→ Work item
Find each line below that includes "Clip", then copy it.

App and web page records:
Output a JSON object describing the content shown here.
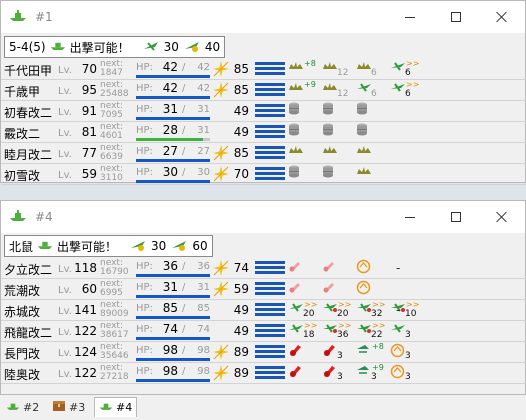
{
  "windows": [
    {
      "title": "#1",
      "fleet": {
        "area": "5-4(5)",
        "status": "出撃可能！",
        "air1": "30",
        "air2": "40"
      },
      "ships": [
        {
          "name": "千代田甲",
          "lv": "70",
          "next": "1847",
          "hp": "42",
          "maxhp": "42",
          "hpfrac": 1.0,
          "hpcolor": "#1457c8",
          "cond": "85",
          "sparkle": true,
          "slots": [
            {
              "icon": "fighter-olive-icon",
              "count": "",
              "bonus": "+8"
            },
            {
              "icon": "fighter-olive-icon",
              "count": "12",
              "grey": true
            },
            {
              "icon": "fighter-olive-icon",
              "count": "6",
              "grey": true
            },
            {
              "icon": "fighter-green-icon",
              "count": "6",
              "bonus": ">>",
              "orange": true
            }
          ]
        },
        {
          "name": "千歳甲",
          "lv": "95",
          "next": "25488",
          "hp": "42",
          "maxhp": "42",
          "hpfrac": 1.0,
          "hpcolor": "#1457c8",
          "cond": "85",
          "sparkle": true,
          "slots": [
            {
              "icon": "fighter-olive-icon",
              "count": "",
              "bonus": "+9"
            },
            {
              "icon": "fighter-olive-icon",
              "count": "12",
              "grey": true
            },
            {
              "icon": "fighter-green-icon",
              "count": "6",
              "grey": true
            },
            {
              "icon": "fighter-green-icon",
              "count": "6",
              "bonus": ">>",
              "orange": true
            }
          ]
        },
        {
          "name": "初春改二",
          "lv": "91",
          "next": "7095",
          "hp": "31",
          "maxhp": "31",
          "hpfrac": 1.0,
          "hpcolor": "#1457c8",
          "cond": "49",
          "sparkle": false,
          "slots": [
            {
              "icon": "drum-icon",
              "count": ""
            },
            {
              "icon": "drum-icon",
              "count": ""
            },
            {
              "icon": "drum-icon",
              "count": ""
            }
          ]
        },
        {
          "name": "霰改二",
          "lv": "81",
          "next": "4601",
          "hp": "28",
          "maxhp": "31",
          "hpfrac": 0.9,
          "hpcolor": "#3cb43c",
          "cond": "49",
          "sparkle": false,
          "slots": [
            {
              "icon": "drum-icon",
              "count": ""
            },
            {
              "icon": "drum-icon",
              "count": ""
            },
            {
              "icon": "drum-icon",
              "count": ""
            }
          ]
        },
        {
          "name": "睦月改二",
          "lv": "77",
          "next": "6639",
          "hp": "27",
          "maxhp": "27",
          "hpfrac": 1.0,
          "hpcolor": "#1457c8",
          "cond": "85",
          "sparkle": true,
          "slots": [
            {
              "icon": "fighter-olive-icon",
              "count": ""
            },
            {
              "icon": "fighter-olive-icon",
              "count": ""
            },
            {
              "icon": "fighter-olive-icon",
              "count": ""
            }
          ]
        },
        {
          "name": "初雪改",
          "lv": "59",
          "next": "3110",
          "hp": "30",
          "maxhp": "30",
          "hpfrac": 1.0,
          "hpcolor": "#1457c8",
          "cond": "70",
          "sparkle": true,
          "slots": [
            {
              "icon": "drum-icon",
              "count": ""
            },
            {
              "icon": "drum-icon",
              "count": ""
            },
            {
              "icon": "fighter-olive-icon",
              "count": ""
            }
          ]
        }
      ]
    },
    {
      "title": "#4",
      "fleet": {
        "area": "北鼠",
        "status": "出撃可能！",
        "air1": "30",
        "air2": "60"
      },
      "ships": [
        {
          "name": "夕立改二",
          "lv": "118",
          "next": "16790",
          "hp": "36",
          "maxhp": "36",
          "hpfrac": 1.0,
          "hpcolor": "#1457c8",
          "cond": "74",
          "sparkle": true,
          "slots": [
            {
              "icon": "gun-pink-icon",
              "count": ""
            },
            {
              "icon": "gun-pink-icon",
              "count": ""
            },
            {
              "icon": "torpedo-ring-icon",
              "count": ""
            }
          ],
          "dash": "-"
        },
        {
          "name": "荒潮改",
          "lv": "60",
          "next": "6995",
          "hp": "31",
          "maxhp": "31",
          "hpfrac": 1.0,
          "hpcolor": "#1457c8",
          "cond": "59",
          "sparkle": true,
          "slots": [
            {
              "icon": "gun-pink-icon",
              "count": ""
            },
            {
              "icon": "gun-pink-icon",
              "count": ""
            },
            {
              "icon": "torpedo-ring-icon",
              "count": ""
            }
          ]
        },
        {
          "name": "赤城改",
          "lv": "141",
          "next": "89009",
          "hp": "85",
          "maxhp": "85",
          "hpfrac": 1.0,
          "hpcolor": "#1457c8",
          "cond": "49",
          "sparkle": false,
          "slots": [
            {
              "icon": "fighter-green-icon",
              "count": "20",
              "bonus": ">>",
              "orange": true
            },
            {
              "icon": "bomber-green-icon",
              "count": "20",
              "bonus": ">>",
              "orange": true
            },
            {
              "icon": "bomber-green-icon",
              "count": "32",
              "bonus": ">>",
              "orange": true
            },
            {
              "icon": "bomber-green-icon",
              "count": "10",
              "bonus": ">>",
              "orange": true
            }
          ],
          "dash": "-"
        },
        {
          "name": "飛龍改二",
          "lv": "122",
          "next": "38617",
          "hp": "74",
          "maxhp": "74",
          "hpfrac": 1.0,
          "hpcolor": "#1457c8",
          "cond": "49",
          "sparkle": false,
          "slots": [
            {
              "icon": "fighter-green-icon",
              "count": "18",
              "bonus": ">>",
              "orange": true
            },
            {
              "icon": "bomber-green-icon",
              "count": "36",
              "bonus": ">>",
              "orange": true
            },
            {
              "icon": "bomber-green-icon",
              "count": "22",
              "bonus": ">>",
              "orange": true
            },
            {
              "icon": "fighter-green-icon",
              "count": "3"
            }
          ]
        },
        {
          "name": "長門改",
          "lv": "124",
          "next": "35646",
          "hp": "98",
          "maxhp": "98",
          "hpfrac": 1.0,
          "hpcolor": "#1457c8",
          "cond": "89",
          "sparkle": true,
          "slots": [
            {
              "icon": "gun-red-icon",
              "count": ""
            },
            {
              "icon": "gun-red-icon",
              "count": "3"
            },
            {
              "icon": "seaplane-icon",
              "count": "",
              "bonus": "+8"
            },
            {
              "icon": "torpedo-ring-icon",
              "count": "3"
            }
          ]
        },
        {
          "name": "陸奥改",
          "lv": "122",
          "next": "27218",
          "hp": "98",
          "maxhp": "98",
          "hpfrac": 1.0,
          "hpcolor": "#1457c8",
          "cond": "89",
          "sparkle": true,
          "slots": [
            {
              "icon": "gun-red-icon",
              "count": ""
            },
            {
              "icon": "gun-red-icon",
              "count": "3"
            },
            {
              "icon": "seaplane-icon",
              "count": "3",
              "bonus": "+9"
            },
            {
              "icon": "torpedo-ring-icon",
              "count": "3"
            }
          ]
        }
      ]
    }
  ],
  "labels": {
    "lv": "Lv.",
    "next": "next:",
    "hp": "HP:",
    "slash": "/"
  },
  "tabs": [
    {
      "label": "#2",
      "icon": "fleet-icon",
      "active": false
    },
    {
      "label": "#3",
      "icon": "chest-icon",
      "active": false
    },
    {
      "label": "#4",
      "icon": "fleet-icon",
      "active": true
    }
  ]
}
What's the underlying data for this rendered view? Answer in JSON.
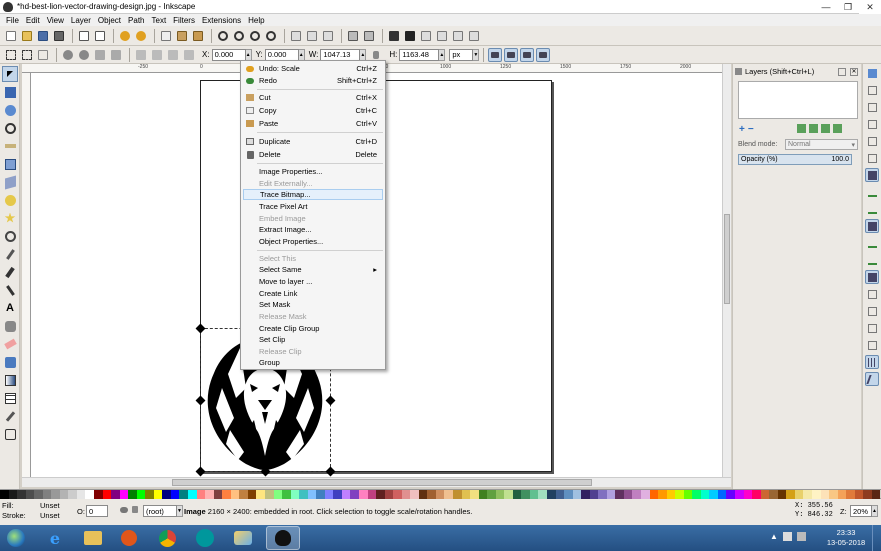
{
  "window": {
    "title": "*hd-best-lion-vector-drawing-design.jpg - Inkscape",
    "minimize_label": "—",
    "maximize_label": "❐",
    "close_label": "✕"
  },
  "menubar": [
    "File",
    "Edit",
    "View",
    "Layer",
    "Object",
    "Path",
    "Text",
    "Filters",
    "Extensions",
    "Help"
  ],
  "controls": {
    "x_label": "X:",
    "x_value": "0.000",
    "y_label": "Y:",
    "y_value": "0.000",
    "w_label": "W:",
    "w_value": "1047.13",
    "h_label": "H:",
    "h_value": "1163.48",
    "unit": "px"
  },
  "ruler_ticks": [
    "-250",
    "0",
    "250",
    "500",
    "750",
    "1000",
    "1250",
    "1500",
    "1750",
    "2000",
    "2250",
    "2500"
  ],
  "context_menu": [
    {
      "label": "Undo: Scale",
      "shortcut": "Ctrl+Z",
      "icon": "undo-icon",
      "enabled": true
    },
    {
      "label": "Redo",
      "shortcut": "Shift+Ctrl+Z",
      "icon": "redo-icon",
      "enabled": true
    },
    {
      "separator": true
    },
    {
      "label": "Cut",
      "shortcut": "Ctrl+X",
      "icon": "cut-icon",
      "enabled": true
    },
    {
      "label": "Copy",
      "shortcut": "Ctrl+C",
      "icon": "copy-icon",
      "enabled": true
    },
    {
      "label": "Paste",
      "shortcut": "Ctrl+V",
      "icon": "paste-icon",
      "enabled": true
    },
    {
      "separator": true
    },
    {
      "label": "Duplicate",
      "shortcut": "Ctrl+D",
      "icon": "duplicate-icon",
      "enabled": true
    },
    {
      "label": "Delete",
      "shortcut": "Delete",
      "icon": "delete-icon",
      "enabled": true
    },
    {
      "separator": true
    },
    {
      "label": "Image Properties...",
      "shortcut": "",
      "enabled": true
    },
    {
      "label": "Edit Externally...",
      "shortcut": "",
      "enabled": false
    },
    {
      "label": "Trace Bitmap...",
      "shortcut": "",
      "enabled": true,
      "highlighted": true
    },
    {
      "label": "Trace Pixel Art",
      "shortcut": "",
      "enabled": true
    },
    {
      "label": "Embed Image",
      "shortcut": "",
      "enabled": false
    },
    {
      "label": "Extract Image...",
      "shortcut": "",
      "enabled": true
    },
    {
      "label": "Object Properties...",
      "shortcut": "",
      "enabled": true
    },
    {
      "separator": true
    },
    {
      "label": "Select This",
      "shortcut": "",
      "enabled": false
    },
    {
      "label": "Select Same",
      "shortcut": "",
      "enabled": true,
      "submenu": true
    },
    {
      "label": "Move to layer ...",
      "shortcut": "",
      "enabled": true
    },
    {
      "label": "Create Link",
      "shortcut": "",
      "enabled": true
    },
    {
      "label": "Set Mask",
      "shortcut": "",
      "enabled": true
    },
    {
      "label": "Release Mask",
      "shortcut": "",
      "enabled": false
    },
    {
      "label": "Create Clip Group",
      "shortcut": "",
      "enabled": true
    },
    {
      "label": "Set Clip",
      "shortcut": "",
      "enabled": true
    },
    {
      "label": "Release Clip",
      "shortcut": "",
      "enabled": false
    },
    {
      "label": "Group",
      "shortcut": "",
      "enabled": true
    }
  ],
  "layers_panel": {
    "title": "Layers (Shift+Ctrl+L)",
    "blend_label": "Blend mode:",
    "blend_value": "Normal",
    "opacity_label": "Opacity (%)",
    "opacity_value": "100.0"
  },
  "status": {
    "fill_label": "Fill:",
    "fill_value": "Unset",
    "stroke_label": "Stroke:",
    "stroke_value": "Unset",
    "opacity_label": "O:",
    "opacity_value": "0",
    "layer_value": "(root)",
    "message_bold": "Image",
    "message": " 2160 × 2400: embedded in root. Click selection to toggle scale/rotation handles.",
    "x_label": "X:",
    "x_value": "355.56",
    "y_label": "Y:",
    "y_value": "846.32",
    "zoom_label": "Z:",
    "zoom_value": "20%"
  },
  "taskbar": {
    "time": "23:33",
    "date": "13-05-2018"
  },
  "colors": {
    "highlight": "#e5f0fb",
    "taskbar": "#2f5f95",
    "palette": [
      "#000000",
      "#1a1a1a",
      "#333333",
      "#4d4d4d",
      "#666666",
      "#808080",
      "#999999",
      "#b3b3b3",
      "#cccccc",
      "#e6e6e6",
      "#ffffff",
      "#800000",
      "#ff0000",
      "#800080",
      "#ff00ff",
      "#008000",
      "#00ff00",
      "#808000",
      "#ffff00",
      "#000080",
      "#0000ff",
      "#008080",
      "#00ffff",
      "#ff8080",
      "#ffb3b3",
      "#804040",
      "#ff8040",
      "#ffc080",
      "#c08040",
      "#804000",
      "#ffe680",
      "#c0c080",
      "#80ff80",
      "#40c040",
      "#80ffc0",
      "#40c0c0",
      "#80c0ff",
      "#4080c0",
      "#8080ff",
      "#4040c0",
      "#c080ff",
      "#8040c0",
      "#ff80c0",
      "#c04080",
      "#602020",
      "#a04040",
      "#d06060",
      "#e09090",
      "#f0c0c0",
      "#603010",
      "#a06030",
      "#d09060",
      "#f0c090",
      "#c09030",
      "#e0c050",
      "#f0e080",
      "#408020",
      "#60a040",
      "#90c060",
      "#c0e090",
      "#206040",
      "#409060",
      "#60c090",
      "#a0e0c0",
      "#204060",
      "#406090",
      "#6090c0",
      "#a0c0e0",
      "#302060",
      "#504090",
      "#8070c0",
      "#b0a0e0",
      "#603060",
      "#905090",
      "#c080c0",
      "#e0b0e0",
      "#ff6600",
      "#ff9900",
      "#ffcc00",
      "#ccff00",
      "#66ff00",
      "#00ff66",
      "#00ffcc",
      "#00ccff",
      "#0066ff",
      "#6600ff",
      "#cc00ff",
      "#ff00cc",
      "#ff0066",
      "#cc6633",
      "#996633",
      "#663300",
      "#d4a017",
      "#e8d06a",
      "#f5e9a8",
      "#fff3c4",
      "#fde2b8",
      "#f9c784",
      "#f4a259",
      "#e07a3a",
      "#c0562a",
      "#8e3b1f",
      "#5a2614"
    ]
  }
}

→ Result of the task
      "label": "Create Clip Group",
      "label": "Set Clip",
      "label": "Release Clip",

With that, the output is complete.